What to work on: Output only how many lines below contain "Accept".

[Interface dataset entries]
□ □ □ □ □ □ □

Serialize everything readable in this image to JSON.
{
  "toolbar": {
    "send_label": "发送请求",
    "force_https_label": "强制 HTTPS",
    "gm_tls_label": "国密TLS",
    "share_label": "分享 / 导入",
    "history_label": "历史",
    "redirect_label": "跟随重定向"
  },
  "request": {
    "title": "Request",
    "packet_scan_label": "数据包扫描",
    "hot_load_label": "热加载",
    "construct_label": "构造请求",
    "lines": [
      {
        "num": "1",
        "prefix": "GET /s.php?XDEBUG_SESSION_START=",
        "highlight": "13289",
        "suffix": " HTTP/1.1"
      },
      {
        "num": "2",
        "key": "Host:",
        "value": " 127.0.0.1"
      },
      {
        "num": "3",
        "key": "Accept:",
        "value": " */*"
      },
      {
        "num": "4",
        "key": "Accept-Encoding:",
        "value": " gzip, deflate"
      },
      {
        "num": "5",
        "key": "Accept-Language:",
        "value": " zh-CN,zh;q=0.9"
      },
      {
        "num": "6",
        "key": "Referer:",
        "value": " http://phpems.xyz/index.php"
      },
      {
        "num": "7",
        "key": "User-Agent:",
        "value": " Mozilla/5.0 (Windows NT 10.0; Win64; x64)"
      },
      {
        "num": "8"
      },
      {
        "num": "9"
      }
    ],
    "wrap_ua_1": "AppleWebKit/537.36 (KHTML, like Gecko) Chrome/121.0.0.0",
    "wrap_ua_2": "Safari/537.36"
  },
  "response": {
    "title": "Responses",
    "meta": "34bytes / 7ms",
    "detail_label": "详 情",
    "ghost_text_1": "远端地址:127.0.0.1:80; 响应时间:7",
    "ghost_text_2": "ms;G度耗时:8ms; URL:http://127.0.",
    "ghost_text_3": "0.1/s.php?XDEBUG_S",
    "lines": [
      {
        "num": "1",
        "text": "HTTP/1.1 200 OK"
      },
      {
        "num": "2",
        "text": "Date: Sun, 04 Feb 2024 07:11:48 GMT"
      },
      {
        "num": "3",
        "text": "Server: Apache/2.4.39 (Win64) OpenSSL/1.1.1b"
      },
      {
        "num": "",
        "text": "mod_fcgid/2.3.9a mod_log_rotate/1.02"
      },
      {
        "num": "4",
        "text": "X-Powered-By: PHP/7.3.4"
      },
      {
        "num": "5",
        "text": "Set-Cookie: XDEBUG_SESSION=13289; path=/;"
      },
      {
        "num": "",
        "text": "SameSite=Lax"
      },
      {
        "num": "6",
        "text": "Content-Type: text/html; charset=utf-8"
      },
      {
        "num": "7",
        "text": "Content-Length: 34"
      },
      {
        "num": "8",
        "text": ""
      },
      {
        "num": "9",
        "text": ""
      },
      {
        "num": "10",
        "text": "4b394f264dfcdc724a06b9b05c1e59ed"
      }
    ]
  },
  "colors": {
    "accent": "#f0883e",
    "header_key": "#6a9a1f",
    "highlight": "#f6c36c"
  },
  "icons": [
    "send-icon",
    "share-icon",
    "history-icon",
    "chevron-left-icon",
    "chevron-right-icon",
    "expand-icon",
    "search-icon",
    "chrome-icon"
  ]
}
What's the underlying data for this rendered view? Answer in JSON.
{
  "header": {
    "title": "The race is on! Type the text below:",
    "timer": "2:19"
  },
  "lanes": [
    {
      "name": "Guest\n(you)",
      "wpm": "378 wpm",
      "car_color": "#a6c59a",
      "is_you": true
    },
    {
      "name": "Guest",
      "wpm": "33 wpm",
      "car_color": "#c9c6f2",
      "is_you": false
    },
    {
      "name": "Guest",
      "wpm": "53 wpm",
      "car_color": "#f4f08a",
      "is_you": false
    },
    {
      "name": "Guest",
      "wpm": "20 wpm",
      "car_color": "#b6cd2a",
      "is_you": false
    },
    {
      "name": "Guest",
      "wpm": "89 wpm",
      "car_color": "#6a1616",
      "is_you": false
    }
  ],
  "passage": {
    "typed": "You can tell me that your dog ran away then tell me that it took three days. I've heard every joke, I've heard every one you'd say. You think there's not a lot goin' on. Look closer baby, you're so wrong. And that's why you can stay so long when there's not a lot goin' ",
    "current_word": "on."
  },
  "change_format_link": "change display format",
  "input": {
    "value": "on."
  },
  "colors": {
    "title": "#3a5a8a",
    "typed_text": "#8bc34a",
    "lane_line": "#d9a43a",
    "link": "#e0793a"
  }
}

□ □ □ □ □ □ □

Task result: 3